When the police officer enters apartment No. 6 with the janitor’s master key, he immediately sees the body of a man in a wheelchair presenting signs of obvious death. Flaps of brown and black flesh hang from the man’s skull, his cheeks are sunken and empty, and a battalion of large black flies cover the dead man’s eyes.

The police officer noticed that the marble threshold of the bathroom had likely blocked the elderly man’s wheelchair. Unable to move, he may have died from exhaustion or starvation. “A real tragedy,” says the building janitor, with tears in his eyes. The officer continues his apartment check and, as he enters the single bedroom located next to the kitchen, he discovers a second inanimate body, covered with a sheet up to the chest, the head darkened.

The officer immediately turns back, calls his superior and requests the presence of a detective and another colleague to fill out the two death reports. According to the janitor, the two elderly people were over 80. Were they sick? Alone in the apartment? Did the couple have any children? The police set out to find the answers and determine the cause of their deaths.

When the second police officer arrived to write the report, the two of them worked diligently to preserve and keep the scene intact. Wearing protective gloves, one of the officers took a notebook from the night table next to the deceased woman. Under the watchful eye of the detective, the officer opened the book and found the first names of three women, no surnames. He dialed the number under the first name, identified himself and asked the woman at the other end to identify herself. The woman instantly asked what the man was doing at her parents’ place. He explained that the two tenants in the apartment he was calling from had just been found dead.

— “That’s impossible!” said the woman, panicked. “I spoke to Mom yesterday morning!”
The officer didn’t contradict her. Given the advanced state of decomposition of the two bodies, their deaths occurred approximately 10 to 15 days prior.

Dear readers, I am telling you this profoundly sad story because it breaks my soul and because my officer friend says that it’s the tragic fate of too many elderly people. The old man in his wheelchair and his wife, who was barely able to walk according to the janitor, lived in a single bedroom apartment on the third floor of a building with no elevator. Who cared for whom?

My officer friend has been retired for 20 years now. Last year, he found himself single again. As he recounted this sad story, he wondered if he would be able to care for himself in his cottage until the end. He has two long staircases to manage – one that goes down to his basement workshop and another that leads up to the second-floor bedroom.

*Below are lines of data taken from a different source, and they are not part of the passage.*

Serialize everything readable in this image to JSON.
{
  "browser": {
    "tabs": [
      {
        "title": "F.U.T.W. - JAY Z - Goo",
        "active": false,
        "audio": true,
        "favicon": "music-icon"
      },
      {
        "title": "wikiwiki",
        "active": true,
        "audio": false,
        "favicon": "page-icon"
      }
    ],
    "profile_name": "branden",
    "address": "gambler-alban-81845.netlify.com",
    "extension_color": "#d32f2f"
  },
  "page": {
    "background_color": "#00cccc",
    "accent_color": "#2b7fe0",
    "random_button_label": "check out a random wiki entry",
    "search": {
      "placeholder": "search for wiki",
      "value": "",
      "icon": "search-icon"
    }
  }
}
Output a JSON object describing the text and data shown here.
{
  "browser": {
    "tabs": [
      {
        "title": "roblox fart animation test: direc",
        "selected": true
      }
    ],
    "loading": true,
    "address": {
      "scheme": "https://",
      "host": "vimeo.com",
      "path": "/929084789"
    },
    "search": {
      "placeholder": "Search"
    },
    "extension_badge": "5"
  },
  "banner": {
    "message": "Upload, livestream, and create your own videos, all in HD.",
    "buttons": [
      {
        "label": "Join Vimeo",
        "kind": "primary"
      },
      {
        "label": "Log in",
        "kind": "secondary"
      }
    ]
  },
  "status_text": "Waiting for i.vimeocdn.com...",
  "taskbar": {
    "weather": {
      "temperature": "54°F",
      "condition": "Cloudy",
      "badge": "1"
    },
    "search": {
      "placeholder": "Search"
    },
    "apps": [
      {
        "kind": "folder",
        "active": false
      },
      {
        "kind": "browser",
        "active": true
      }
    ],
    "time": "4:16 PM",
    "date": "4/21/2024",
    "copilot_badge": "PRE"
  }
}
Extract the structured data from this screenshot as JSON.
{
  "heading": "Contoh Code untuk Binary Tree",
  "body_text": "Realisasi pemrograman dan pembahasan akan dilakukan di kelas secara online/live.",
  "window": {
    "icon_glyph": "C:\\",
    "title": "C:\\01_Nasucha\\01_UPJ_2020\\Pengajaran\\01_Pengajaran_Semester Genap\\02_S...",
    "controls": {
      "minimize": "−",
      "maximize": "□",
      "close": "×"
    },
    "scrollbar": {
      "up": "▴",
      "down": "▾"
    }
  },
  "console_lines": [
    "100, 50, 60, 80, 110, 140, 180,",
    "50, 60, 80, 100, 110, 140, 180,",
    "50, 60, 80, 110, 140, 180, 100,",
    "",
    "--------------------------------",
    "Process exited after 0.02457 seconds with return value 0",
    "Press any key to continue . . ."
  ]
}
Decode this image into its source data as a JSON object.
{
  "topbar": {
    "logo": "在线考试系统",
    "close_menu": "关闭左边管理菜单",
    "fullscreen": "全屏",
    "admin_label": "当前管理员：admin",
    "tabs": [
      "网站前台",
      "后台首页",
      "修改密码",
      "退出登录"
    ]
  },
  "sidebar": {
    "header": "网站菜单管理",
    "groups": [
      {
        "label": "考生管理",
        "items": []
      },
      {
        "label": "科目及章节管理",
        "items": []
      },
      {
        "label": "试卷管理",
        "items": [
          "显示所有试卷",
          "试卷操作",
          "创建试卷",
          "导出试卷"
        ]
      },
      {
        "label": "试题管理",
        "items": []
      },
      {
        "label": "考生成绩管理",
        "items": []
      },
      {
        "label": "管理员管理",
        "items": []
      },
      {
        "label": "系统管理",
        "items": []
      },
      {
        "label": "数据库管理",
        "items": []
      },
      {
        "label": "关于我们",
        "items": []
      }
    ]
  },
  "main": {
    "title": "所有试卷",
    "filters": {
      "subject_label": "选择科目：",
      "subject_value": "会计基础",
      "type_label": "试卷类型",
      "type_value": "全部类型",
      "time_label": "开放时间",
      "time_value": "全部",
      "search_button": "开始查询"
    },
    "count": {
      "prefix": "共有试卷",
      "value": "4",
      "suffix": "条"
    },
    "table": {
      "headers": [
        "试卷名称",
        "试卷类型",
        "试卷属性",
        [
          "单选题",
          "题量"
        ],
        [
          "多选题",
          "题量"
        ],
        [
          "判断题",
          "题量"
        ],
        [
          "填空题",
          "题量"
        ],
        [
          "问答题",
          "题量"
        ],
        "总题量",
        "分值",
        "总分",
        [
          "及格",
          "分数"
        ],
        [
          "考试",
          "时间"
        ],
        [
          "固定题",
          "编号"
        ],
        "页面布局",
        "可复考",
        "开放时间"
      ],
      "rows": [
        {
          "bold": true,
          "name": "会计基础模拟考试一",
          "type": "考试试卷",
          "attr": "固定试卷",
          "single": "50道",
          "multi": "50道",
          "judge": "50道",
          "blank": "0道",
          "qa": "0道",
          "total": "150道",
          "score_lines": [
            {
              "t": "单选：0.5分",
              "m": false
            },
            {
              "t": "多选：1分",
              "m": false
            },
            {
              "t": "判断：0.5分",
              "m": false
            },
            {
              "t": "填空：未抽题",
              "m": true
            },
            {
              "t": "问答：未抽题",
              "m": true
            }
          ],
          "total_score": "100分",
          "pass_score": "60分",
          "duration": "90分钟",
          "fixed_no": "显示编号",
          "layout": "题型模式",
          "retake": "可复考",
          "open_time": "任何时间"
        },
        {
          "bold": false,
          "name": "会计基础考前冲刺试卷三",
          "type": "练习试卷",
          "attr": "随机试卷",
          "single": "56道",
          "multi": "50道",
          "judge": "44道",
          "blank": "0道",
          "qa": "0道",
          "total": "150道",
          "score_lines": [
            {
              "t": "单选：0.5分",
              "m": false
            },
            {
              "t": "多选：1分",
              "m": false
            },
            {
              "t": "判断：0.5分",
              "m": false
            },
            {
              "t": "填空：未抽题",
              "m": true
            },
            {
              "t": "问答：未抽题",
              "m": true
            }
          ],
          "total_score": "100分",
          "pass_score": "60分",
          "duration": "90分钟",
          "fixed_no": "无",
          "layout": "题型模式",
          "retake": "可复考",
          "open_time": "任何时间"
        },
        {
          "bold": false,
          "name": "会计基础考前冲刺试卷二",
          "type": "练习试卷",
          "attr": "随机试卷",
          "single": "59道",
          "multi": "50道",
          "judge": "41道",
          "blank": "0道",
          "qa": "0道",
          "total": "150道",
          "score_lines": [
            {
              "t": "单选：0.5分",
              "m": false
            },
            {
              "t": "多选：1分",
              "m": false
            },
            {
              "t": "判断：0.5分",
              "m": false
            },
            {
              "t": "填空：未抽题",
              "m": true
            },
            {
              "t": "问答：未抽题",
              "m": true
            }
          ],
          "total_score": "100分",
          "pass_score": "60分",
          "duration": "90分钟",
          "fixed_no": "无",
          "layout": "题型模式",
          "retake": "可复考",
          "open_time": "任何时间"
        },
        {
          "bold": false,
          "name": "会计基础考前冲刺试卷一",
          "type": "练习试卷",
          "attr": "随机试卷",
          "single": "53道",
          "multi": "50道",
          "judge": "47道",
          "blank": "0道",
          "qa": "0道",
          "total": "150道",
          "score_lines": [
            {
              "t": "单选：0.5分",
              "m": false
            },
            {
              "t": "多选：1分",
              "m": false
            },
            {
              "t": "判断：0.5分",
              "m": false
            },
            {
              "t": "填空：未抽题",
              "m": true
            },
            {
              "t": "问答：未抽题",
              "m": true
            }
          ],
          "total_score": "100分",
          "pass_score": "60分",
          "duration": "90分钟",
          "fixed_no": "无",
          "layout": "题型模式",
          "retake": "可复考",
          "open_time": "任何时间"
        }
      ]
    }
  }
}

The story my friend shared with our little coffee shop trio this morning stirs up a lot of questions, in him, in George (82) and in me, of course. We stay to drink a second coffee and to think aloud. “We have to think about it fast,” says the retired officer, “for age flees like a thief, and we could be left alone, isolated, poorly setup, far from our loved ones and ignored by our neighbours.”

“We are all alone,” continues George. “We are born alone and we die alone, like old, confused, starved mice, hidden away in the back of the cupboard more often than not...”

As for me, a few weeks short of 77, I believe that, if old age is a time when the body gradually declines, it’s also an incredible opportunity to finally slow down. It’s a time when we can take care of our mind in a way we never had a chance to while making a living. Today, this intelligent body is forcing us to slow down most of the time, so we can pamper our little hearts and the friends who surround us more.

Let’s take care of one another. Call your friends, keep in touch with your neighbours, take it upon yourself to check in with lonely and aging souls that so desperately need our care. Let’s love every minute of our life today. Perhaps the more we stretch it, the more likely we’ll deserve a few drops of wisdom.